No Way Out

No Way OutEbook available from all the usual suspects in the sidebar. Print book available from Amazon, too.

Frank Ross likes to spend the winter down on the Baja. Come spring, he heads north to start the bike rally circuit looking for work. When his ride breaks down 70 miles north of the Mexican border, he’s forced to take refuge in a Salton Sea ghost town. A friendly resident introduces Frank to some welcome home cooking and a place to stay. It quickly turns into old-fashioned loving.

When Kailey, his hostess, takes exception to Frank’s discovery of five keys of cartel coca stashed in her bedroom closet, she aims a loaded gun at his pack and pulls back the hammer. In the wrong place at the wrong time, Frank knows he has to hit the road, fast.

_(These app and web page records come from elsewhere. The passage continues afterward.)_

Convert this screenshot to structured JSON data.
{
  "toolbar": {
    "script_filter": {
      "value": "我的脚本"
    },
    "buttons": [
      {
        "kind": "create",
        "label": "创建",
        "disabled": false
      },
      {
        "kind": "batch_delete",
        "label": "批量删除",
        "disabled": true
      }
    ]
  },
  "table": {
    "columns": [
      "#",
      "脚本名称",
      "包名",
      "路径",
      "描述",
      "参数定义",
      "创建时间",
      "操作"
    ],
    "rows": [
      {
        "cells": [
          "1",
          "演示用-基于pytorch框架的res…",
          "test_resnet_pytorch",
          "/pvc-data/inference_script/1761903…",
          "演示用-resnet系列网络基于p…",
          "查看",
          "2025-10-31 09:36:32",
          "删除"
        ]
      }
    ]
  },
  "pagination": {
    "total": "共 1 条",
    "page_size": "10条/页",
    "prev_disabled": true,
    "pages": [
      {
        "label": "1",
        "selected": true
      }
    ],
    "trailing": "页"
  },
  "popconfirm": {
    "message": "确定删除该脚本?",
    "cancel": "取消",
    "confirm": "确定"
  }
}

No fool to the vagaries of women, Frank hits the road with Tammi, a reformed pole dancer, riding bitch on the back of his ride. They’re headed for El Lay and the strip club circuit. Frank doesn’t know it, but he’s hell-bound for more trouble.

Welcome to writing on the road

I pulled off onto the side of the road for a few and created this place. Okay, truth be told, I fell asleep and crossed the center line twice, so I needed to stop and take a break or die trying. I’m still here to talk about it, so it all worked out for the better. It wasn’t easy.

I started writing bits and pieces when I was holed up in the high desert. It was back in ’92 and I was trying to temporarily escape the drudgery of a full-time job and co-workers. At the time, they were all sucking the life out of me. In fact, for another eight years they continued to do so–with my cooperation and full participation, of course.

It wasn’t until 2000 that I actually got it. I finally caught on.

I was sitting in a meeting, listening to the boss tell us all how good he was for us and the company. Others were nodding their heads vigorously and vocalizing their consensus. That’s when I tuned out entirely. When I came to, I thought I had had a stroke. I had absolutely no idea what they were talking about.

Nor did I care.

In that instant I left it all behind.

That was on a Friday. The following Monday I gave my notice. In six weeks I was gone, never to return. I sold my house, donated a lot of the contents to charity, put the remainder in storage, and hit the road on my motorcycle. By June I was in southern California. Why there? It was warm in the winter; it was close to the Baja; I had been frequenting the place on my motorcycle since ’92. I was familiar with it. And, it seemed like the thing to do at the time.

I did it without regret.